DABAC, University of Tuscia, Italy DISA, University of Tuscia, Italy 3 DICASM, University of Bologna, Italy 4 DISTA, University of Bologna, Italy Keywords: Vanillin; Biocatalyst; Ferulic acid; Capsaicin 2

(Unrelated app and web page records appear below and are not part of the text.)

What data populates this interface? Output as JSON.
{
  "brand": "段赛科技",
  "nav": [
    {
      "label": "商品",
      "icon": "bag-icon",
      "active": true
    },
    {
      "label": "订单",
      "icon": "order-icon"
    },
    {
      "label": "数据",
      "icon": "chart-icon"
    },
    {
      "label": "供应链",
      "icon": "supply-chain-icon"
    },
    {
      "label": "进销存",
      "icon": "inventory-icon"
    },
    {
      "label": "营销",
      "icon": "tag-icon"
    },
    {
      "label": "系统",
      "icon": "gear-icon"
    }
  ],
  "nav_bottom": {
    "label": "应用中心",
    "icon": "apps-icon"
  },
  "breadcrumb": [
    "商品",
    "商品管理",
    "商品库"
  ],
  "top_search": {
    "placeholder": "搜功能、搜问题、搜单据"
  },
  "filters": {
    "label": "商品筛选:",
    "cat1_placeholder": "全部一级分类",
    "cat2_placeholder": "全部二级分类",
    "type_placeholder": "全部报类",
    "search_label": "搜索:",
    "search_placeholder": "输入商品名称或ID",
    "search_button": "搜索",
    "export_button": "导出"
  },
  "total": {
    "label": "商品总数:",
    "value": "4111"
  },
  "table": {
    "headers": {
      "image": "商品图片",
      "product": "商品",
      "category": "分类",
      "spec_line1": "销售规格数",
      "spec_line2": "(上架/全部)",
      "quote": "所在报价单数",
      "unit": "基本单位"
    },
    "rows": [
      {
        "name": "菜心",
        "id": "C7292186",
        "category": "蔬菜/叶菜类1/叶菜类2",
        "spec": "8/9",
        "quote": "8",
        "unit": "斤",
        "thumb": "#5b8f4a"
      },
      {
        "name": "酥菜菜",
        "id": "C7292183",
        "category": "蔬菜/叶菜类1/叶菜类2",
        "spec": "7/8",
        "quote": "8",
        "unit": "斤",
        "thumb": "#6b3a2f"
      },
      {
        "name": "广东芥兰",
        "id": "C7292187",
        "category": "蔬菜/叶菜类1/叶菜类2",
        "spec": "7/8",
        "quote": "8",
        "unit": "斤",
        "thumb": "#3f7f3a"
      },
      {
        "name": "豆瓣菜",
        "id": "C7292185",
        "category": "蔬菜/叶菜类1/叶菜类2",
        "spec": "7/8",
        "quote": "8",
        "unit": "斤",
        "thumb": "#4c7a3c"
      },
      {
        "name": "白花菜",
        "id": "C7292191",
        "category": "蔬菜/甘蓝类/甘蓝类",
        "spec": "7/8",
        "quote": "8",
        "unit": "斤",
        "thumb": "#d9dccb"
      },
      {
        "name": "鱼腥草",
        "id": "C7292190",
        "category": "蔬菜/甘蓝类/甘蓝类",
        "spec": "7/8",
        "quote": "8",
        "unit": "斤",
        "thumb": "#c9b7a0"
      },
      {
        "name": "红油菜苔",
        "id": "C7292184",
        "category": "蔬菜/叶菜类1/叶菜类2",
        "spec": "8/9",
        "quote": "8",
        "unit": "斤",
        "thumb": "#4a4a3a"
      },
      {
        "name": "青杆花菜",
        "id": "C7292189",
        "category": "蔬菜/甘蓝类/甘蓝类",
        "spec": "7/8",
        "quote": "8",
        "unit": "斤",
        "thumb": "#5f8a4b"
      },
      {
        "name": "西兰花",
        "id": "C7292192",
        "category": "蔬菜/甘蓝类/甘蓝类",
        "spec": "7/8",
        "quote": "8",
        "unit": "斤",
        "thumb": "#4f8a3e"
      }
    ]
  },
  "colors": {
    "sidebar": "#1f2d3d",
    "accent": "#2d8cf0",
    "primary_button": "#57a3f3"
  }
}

Phytochemicals, such as phenylpropenoids (ferulic acid) and capsaicinoids (capsaicin), can be used as natural substrates for the biotechnological production of vanillin: one of the world’s most important ﬂavor compounds. The goal of this work was to develop improved biocatalysts for the production of vanillin or of vanillin precursors, such as vanillylamine. We have developed a chromosomal integration system that allowed us to express a catabolic cassette for the conversion of ferulic acid into vanillin in different strains of Escherichia coli. The better recombinant strains were obtained transforming two different hosts, namely E. coli JM109 and BL21, with a single copy of the recombinant genes. The resulting strains were very stable and more efﬁcient in vanillin production than strains carrying the catabolic cassette on a low-copy vector. Moreover, the efﬁciency and selectivity of vanillin recovery from aqueous solutions by adsorption onto Amberlite XAD-4 was studied. Experiments carried out with mixed aqueous solutions of vanillin and ferulic acid demonstrated that this resin has the best capacity to adsorb vanillin (5.6 mg vanillin/g resin) at moderate acidic pH (5.5–6.0), when the vanillin molecule is uncharged, and the highest selectivity at alkaline pH (9.0–10.50), when vanillin molecules become deprotonated and are negatively charged. Finally, the possibility of using penicillin V acylase (PVA) from Streptomyces mobaraensis for the production of vanillin precursors from capsaicin was explored. The results obtained demonstrated